[Source material]:
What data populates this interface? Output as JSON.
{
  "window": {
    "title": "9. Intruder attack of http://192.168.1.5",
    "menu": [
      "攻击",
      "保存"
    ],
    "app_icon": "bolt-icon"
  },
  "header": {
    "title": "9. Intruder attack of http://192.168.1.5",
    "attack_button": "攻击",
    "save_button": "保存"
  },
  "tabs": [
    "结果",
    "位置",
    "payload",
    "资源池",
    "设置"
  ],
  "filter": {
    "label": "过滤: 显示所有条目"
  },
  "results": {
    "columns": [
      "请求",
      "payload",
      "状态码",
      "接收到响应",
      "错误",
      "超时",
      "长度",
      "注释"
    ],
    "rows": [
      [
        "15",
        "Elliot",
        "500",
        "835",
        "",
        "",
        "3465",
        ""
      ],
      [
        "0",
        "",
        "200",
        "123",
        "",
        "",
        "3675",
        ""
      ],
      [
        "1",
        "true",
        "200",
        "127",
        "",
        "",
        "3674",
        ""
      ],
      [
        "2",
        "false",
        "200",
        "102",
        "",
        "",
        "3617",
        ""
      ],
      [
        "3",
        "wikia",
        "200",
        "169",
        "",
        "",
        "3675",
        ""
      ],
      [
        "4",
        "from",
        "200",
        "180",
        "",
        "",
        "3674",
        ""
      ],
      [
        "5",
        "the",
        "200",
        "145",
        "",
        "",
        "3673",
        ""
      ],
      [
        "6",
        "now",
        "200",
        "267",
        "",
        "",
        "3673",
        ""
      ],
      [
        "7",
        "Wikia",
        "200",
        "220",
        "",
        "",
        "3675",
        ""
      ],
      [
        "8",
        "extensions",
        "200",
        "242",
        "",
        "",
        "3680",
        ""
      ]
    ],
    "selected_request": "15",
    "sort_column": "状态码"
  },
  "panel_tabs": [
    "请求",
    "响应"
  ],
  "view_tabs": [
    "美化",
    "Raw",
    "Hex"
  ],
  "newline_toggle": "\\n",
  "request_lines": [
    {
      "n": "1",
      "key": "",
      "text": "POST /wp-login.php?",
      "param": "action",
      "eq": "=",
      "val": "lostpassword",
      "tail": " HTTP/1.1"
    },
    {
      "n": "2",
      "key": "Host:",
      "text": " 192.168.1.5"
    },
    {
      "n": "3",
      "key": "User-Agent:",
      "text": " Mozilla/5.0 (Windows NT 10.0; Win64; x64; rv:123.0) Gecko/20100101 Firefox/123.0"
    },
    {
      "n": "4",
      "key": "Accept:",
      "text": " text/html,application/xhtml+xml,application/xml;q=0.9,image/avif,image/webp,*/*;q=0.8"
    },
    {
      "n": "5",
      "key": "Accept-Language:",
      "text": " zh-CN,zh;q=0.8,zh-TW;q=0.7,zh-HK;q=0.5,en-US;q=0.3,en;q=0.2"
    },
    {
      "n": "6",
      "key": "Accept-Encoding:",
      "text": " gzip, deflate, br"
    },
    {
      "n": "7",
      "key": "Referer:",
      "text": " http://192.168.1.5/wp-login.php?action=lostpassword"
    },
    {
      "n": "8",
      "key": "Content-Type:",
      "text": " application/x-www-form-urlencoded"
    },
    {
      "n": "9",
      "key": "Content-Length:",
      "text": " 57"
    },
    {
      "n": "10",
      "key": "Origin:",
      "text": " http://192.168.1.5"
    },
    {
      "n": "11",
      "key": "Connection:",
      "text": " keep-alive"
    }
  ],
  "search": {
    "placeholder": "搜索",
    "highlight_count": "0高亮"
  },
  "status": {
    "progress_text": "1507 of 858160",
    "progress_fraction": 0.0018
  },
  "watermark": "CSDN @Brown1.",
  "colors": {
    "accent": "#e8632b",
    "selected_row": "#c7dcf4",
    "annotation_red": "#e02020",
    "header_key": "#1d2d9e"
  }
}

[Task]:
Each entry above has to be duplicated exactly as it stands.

[Solution to this exercise]:
What data populates this interface? Output as JSON.
{
  "window": {
    "title": "9. Intruder attack of http://192.168.1.5",
    "menu": [
      "攻击",
      "保存"
    ],
    "app_icon": "bolt-icon"
  },
  "header": {
    "title": "9. Intruder attack of http://192.168.1.5",
    "attack_button": "攻击",
    "save_button": "保存"
  },
  "tabs": [
    "结果",
    "位置",
    "payload",
    "资源池",
    "设置"
  ],
  "filter": {
    "label": "过滤: 显示所有条目"
  },
  "results": {
    "columns": [
      "请求",
      "payload",
      "状态码",
      "接收到响应",
      "错误",
      "超时",
      "长度",
      "注释"
    ],
    "rows": [
      [
        "15",
        "Elliot",
        "500",
        "835",
        "",
        "",
        "3465",
        ""
      ],
      [
        "0",
        "",
        "200",
        "123",
        "",
        "",
        "3675",
        ""
      ],
      [
        "1",
        "true",
        "200",
        "127",
        "",
        "",
        "3674",
        ""
      ],
      [
        "2",
        "false",
        "200",
        "102",
        "",
        "",
        "3617",
        ""
      ],
      [
        "3",
        "wikia",
        "200",
        "169",
        "",
        "",
        "3675",
        ""
      ],
      [
        "4",
        "from",
        "200",
        "180",
        "",
        "",
        "3674",
        ""
      ],
      [
        "5",
        "the",
        "200",
        "145",
        "",
        "",
        "3673",
        ""
      ],
      [
        "6",
        "now",
        "200",
        "267",
        "",
        "",
        "3673",
        ""
      ],
      [
        "7",
        "Wikia",
        "200",
        "220",
        "",
        "",
        "3675",
        ""
      ],
      [
        "8",
        "extensions",
        "200",
        "242",
        "",
        "",
        "3680",
        ""
      ]
    ],
    "selected_request": "15",
    "sort_column": "状态码"
  },
  "panel_tabs": [
    "请求",
    "响应"
  ],
  "view_tabs": [
    "美化",
    "Raw",
    "Hex"
  ],
  "newline_toggle": "\\n",
  "request_lines": [
    {
      "n": "1",
      "key": "",
      "text": "POST /wp-login.php?",
      "param": "action",
      "eq": "=",
      "val": "lostpassword",
      "tail": " HTTP/1.1"
    },
    {
      "n": "2",
      "key": "Host:",
      "text": " 192.168.1.5"
    },
    {
      "n": "3",
      "key": "User-Agent:",
      "text": " Mozilla/5.0 (Windows NT 10.0; Win64; x64; rv:123.0) Gecko/20100101 Firefox/123.0"
    },
    {
      "n": "4",
      "key": "Accept:",
      "text": " text/html,application/xhtml+xml,application/xml;q=0.9,image/avif,image/webp,*/*;q=0.8"
    },
    {
      "n": "5",
      "key": "Accept-Language:",
      "text": " zh-CN,zh;q=0.8,zh-TW;q=0.7,zh-HK;q=0.5,en-US;q=0.3,en;q=0.2"
    },
    {
      "n": "6",
      "key": "Accept-Encoding:",
      "text": " gzip, deflate, br"
    },
    {
      "n": "7",
      "key": "Referer:",
      "text": " http://192.168.1.5/wp-login.php?action=lostpassword"
    },
    {
      "n": "8",
      "key": "Content-Type:",
      "text": " application/x-www-form-urlencoded"
    },
    {
      "n": "9",
      "key": "Content-Length:",
      "text": " 57"
    },
    {
      "n": "10",
      "key": "Origin:",
      "text": " http://192.168.1.5"
    },
    {
      "n": "11",
      "key": "Connection:",
      "text": " keep-alive"
    }
  ],
  "search": {
    "placeholder": "搜索",
    "highlight_count": "0高亮"
  },
  "status": {
    "progress_text": "1507 of 858160",
    "progress_fraction": 0.0018
  },
  "watermark": "CSDN @Brown1.",
  "colors": {
    "accent": "#e8632b",
    "selected_row": "#c7dcf4",
    "annotation_red": "#e02020",
    "header_key": "#1d2d9e"
  }
}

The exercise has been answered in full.